By Eulalia Palomo ; Updated September 21, 2017
Hostas have lush, green foliage.
hosta image by andrew chambers from Fotolia.com

Hostas are leafy, hardy perennials that thrive in moist, shaded areas. The foliage emerges in late spring and early summer. The lush leaves grow up to 3 feet tall. In the winter, the leaves and flowers die back. After the first frost has killed off the foliage, cut the hostas' dead material back to make room for the next season's growth. Hostas are cold-hardy plants. You won't see any growth all winter, as the plant will remain dormant underground waiting for the spring thaw.

Hold a pair of pruning shears horizontal to the ground next to one of the hosta stalks. Use sharp pruning shears or scissors to achieve a clean, even cut.

Place the pruning shears around the hosta stalks about 1 inch from the ground. Clip off the stalk and discard the plant material. Continue working on the plant until all the stalks are cut back to the ground.

Apply a light mulch over the hosta stalks to keep the roots warm over the winter. A 1-inch layer of leaves over the cut stalks makes a good ground mulch.


Things You Will Need

  • Pruning shears
  • Mulch

About the Author

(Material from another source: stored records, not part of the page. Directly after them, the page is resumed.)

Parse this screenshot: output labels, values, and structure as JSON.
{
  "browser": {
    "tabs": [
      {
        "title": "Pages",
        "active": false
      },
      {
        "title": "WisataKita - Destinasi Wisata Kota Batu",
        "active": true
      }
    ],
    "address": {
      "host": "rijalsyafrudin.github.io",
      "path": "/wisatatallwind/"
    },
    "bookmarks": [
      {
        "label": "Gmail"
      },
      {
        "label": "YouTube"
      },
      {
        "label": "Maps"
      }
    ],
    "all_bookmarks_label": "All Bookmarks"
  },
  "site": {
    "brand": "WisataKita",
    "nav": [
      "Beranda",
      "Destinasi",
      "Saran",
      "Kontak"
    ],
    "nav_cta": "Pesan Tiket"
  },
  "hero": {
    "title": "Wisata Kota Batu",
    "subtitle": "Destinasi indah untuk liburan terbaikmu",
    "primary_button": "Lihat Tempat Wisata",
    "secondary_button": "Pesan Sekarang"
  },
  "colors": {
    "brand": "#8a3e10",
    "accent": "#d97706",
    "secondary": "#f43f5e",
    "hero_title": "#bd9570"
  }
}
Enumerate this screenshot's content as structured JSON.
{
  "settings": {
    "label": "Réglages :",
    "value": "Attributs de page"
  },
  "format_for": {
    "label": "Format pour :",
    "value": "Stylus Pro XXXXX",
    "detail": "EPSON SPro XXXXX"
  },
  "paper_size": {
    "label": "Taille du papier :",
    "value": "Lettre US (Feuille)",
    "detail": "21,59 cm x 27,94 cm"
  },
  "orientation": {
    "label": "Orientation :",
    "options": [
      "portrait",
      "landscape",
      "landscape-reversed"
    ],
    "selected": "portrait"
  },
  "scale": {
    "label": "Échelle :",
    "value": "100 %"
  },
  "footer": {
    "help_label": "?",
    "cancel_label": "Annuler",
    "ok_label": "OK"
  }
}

Eulalia Palomo has been a professional writer since 2009. Prior to taking up writing full time she has worked as a landscape artist and organic gardener. Palomo holds a Bachelor of Arts in liberal studies from Boston University. She travels widely and has spent over six years living abroad.